(MCT) — SEASIDE HEIGHTS, N.J. — Mayors of Jersey Shore towns hard hit by Superstorm Sandy had a simple message for state legislators Thursday: We need help.
“We’re in desperate shape right now,” Seaside Heights Mayor Bill Akers said, speaking just feet from the submerged remains of the Casino Pier roller coaster, which has become a symbol of Sandy’s devastating impact.
A bipartisan coalition of state Assembly members toured several Ocean County towns Thursday in an effort to understand the scope of the damage caused by Sandy one month ago. They began at the Seaside Heights boardwalk and headed north up Route 35, making stops in Ortley Beach, Normandy Beach and Mantoloking.
During the tour, legislators spoke with municipal officials about a host of issues they are facing, from concerns about rebuilding to how to help property owners wrangling with insurance companies. And while many of their residents struggle to put their lives back together, municipalities themselves are facing a double whammy: Municipal costs are soaring while significant chunks of their property tax bases have been wiped out.
In Brick, Mayor Stephen Acropolis said the storm damage resulted in a loss of about $400 million in ratables, which bring in about $8 million in property tax revenue. The town’s expenses for the storm will probably total between $40 million and $50 million, $18 million of which be for debris removal, Acropolis said.
Toms River Mayor Thomas Kelaher estimated that about 20 percent of the town’s tax base was gone. The town is bleeding cash. For example, Kelaher said police overtime costs in just one two-week period were $800,000. Dumping fees for debris removed is costing the town $1 million a week, he said.
“We need help from the federal government and the state Legislature. … There’s got to be a solution,” said Kelaher.
What that solution may be remained unclear Thursday.
The federal government is expected to pick up most of the tab for municipalities’ cleanup efforts, but the towns will have to cover at least a portion of the costs, said Assembly Republican Whip Scott Rumana.
Generally, the Federal Emergency Management Agency reimburses municipalities for 75 percent of their costs; Gov. Chris Christie has petitioned the federal agency to up its contribution to 90 percent. That still would leave towns on the hook for 10 percent.
“We can’t put that off on local government,” said Rumana. “We’re going to need to find some way to come up with that money.”
Asked about providing more state aid to municipalities, Assembly Speaker Sheila Oliver, who teared up at the sight of Seaside Heights’ battered boardwalk, said, “We have to look at what we are able to do. … A lot hinges on the federal government’s response to us.”

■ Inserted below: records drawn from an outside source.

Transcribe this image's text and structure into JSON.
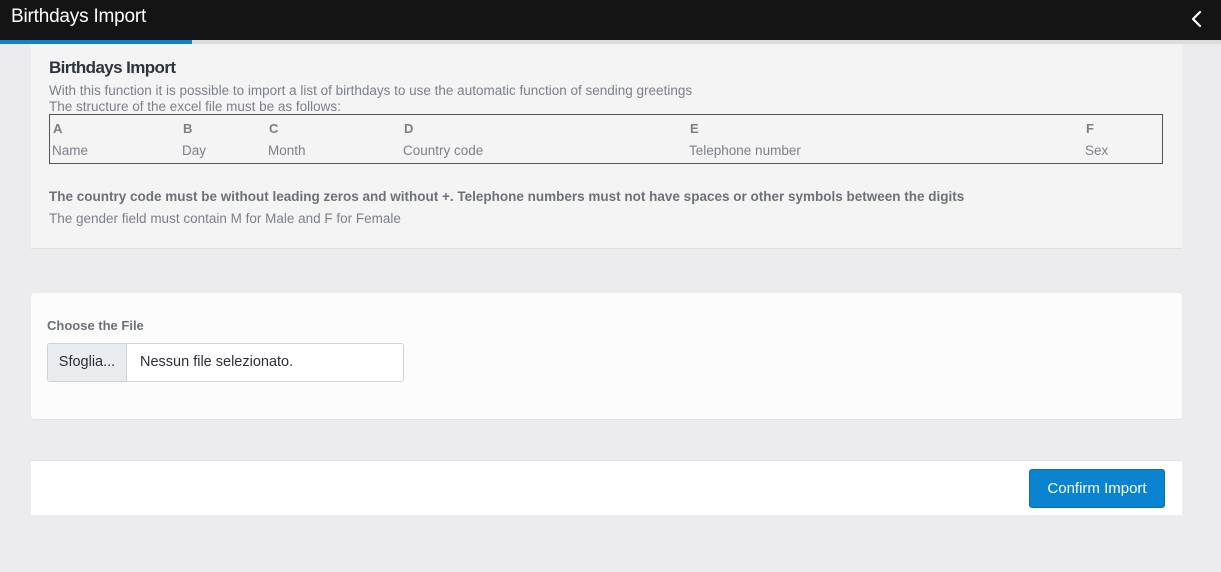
{
  "header": {
    "title": "Birthdays Import",
    "back_icon": "chevron-left-icon"
  },
  "info": {
    "title": "Birthdays Import",
    "description_line1": "With this function it is possible to import a list of birthdays to use the automatic function of sending greetings",
    "description_line2": "The structure of the excel file must be as follows:",
    "columns": [
      {
        "letter": "A",
        "field": "Name"
      },
      {
        "letter": "B",
        "field": "Day"
      },
      {
        "letter": "C",
        "field": "Month"
      },
      {
        "letter": "D",
        "field": "Country code"
      },
      {
        "letter": "E",
        "field": "Telephone number"
      },
      {
        "letter": "F",
        "field": "Sex"
      }
    ],
    "note_bold": "The country code must be without leading zeros and without +. Telephone numbers must not have spaces or other symbols between the digits",
    "note": "The gender field must contain M for Male and F for Female"
  },
  "file_section": {
    "label": "Choose the File",
    "browse_label": "Sfoglia...",
    "filename": "Nessun file selezionato."
  },
  "actions": {
    "confirm_label": "Confirm Import"
  },
  "colors": {
    "accent": "#0a84d0",
    "topbar": "#141414",
    "background": "#ececef"
  }
}
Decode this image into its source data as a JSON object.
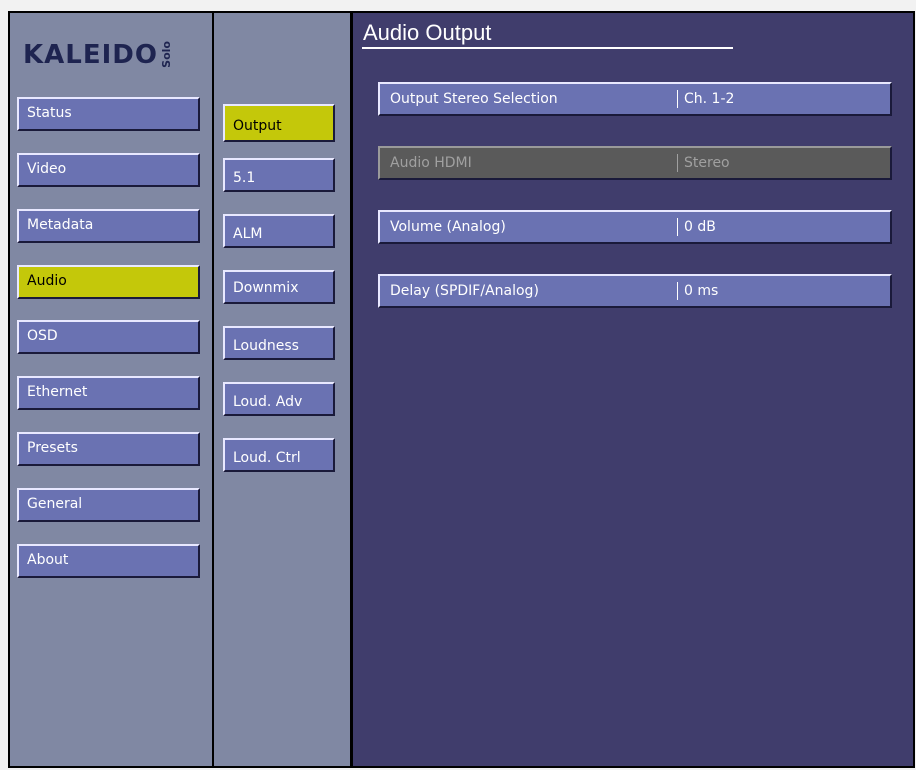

Christie has put the cost of Sandy destruction and disruption in the state at nearly $37 billion.